#### Task:
Show each line of the entries below in which the word "free" appears.

#### Data for this exercise:
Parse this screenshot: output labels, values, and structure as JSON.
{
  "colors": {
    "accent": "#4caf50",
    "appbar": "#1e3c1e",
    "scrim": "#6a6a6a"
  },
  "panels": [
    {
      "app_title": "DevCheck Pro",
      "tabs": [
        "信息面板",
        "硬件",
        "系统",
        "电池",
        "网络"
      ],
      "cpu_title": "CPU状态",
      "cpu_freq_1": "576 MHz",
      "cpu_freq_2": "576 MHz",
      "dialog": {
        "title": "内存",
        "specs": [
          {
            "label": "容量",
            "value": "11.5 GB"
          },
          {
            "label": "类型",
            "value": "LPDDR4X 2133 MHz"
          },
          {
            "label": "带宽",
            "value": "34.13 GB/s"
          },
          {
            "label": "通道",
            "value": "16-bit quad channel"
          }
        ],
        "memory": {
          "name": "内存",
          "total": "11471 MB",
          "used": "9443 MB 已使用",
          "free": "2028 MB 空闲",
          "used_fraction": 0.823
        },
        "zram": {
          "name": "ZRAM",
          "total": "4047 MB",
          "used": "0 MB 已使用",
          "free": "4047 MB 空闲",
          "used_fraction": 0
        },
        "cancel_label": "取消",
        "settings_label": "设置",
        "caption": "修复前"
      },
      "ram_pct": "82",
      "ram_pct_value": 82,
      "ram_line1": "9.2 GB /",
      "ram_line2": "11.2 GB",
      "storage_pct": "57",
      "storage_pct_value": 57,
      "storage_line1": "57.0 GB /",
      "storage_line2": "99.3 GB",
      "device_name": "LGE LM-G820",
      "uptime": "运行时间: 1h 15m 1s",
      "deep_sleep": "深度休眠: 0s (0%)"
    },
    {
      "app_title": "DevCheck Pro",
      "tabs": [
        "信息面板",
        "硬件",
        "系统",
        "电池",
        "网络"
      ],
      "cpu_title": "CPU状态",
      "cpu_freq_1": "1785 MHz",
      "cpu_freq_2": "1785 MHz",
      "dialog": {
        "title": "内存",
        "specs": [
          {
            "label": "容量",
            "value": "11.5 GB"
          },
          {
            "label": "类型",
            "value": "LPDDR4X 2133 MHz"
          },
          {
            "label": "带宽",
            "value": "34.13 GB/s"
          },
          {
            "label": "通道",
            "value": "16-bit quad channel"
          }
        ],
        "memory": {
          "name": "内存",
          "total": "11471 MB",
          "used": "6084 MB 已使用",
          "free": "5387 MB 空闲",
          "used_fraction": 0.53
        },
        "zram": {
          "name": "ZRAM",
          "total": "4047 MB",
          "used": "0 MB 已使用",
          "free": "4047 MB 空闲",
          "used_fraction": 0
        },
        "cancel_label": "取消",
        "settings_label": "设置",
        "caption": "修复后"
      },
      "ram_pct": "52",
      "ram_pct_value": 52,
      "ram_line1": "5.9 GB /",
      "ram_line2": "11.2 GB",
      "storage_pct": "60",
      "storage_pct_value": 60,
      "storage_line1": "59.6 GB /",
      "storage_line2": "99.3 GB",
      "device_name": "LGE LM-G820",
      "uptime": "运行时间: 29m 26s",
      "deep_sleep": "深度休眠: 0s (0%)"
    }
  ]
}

#### Task output:
          "free": "2028 MB 空闲",
          "free": "4047 MB 空闲",
          "free": "5387 MB 空闲",
          "free": "4047 MB 空闲",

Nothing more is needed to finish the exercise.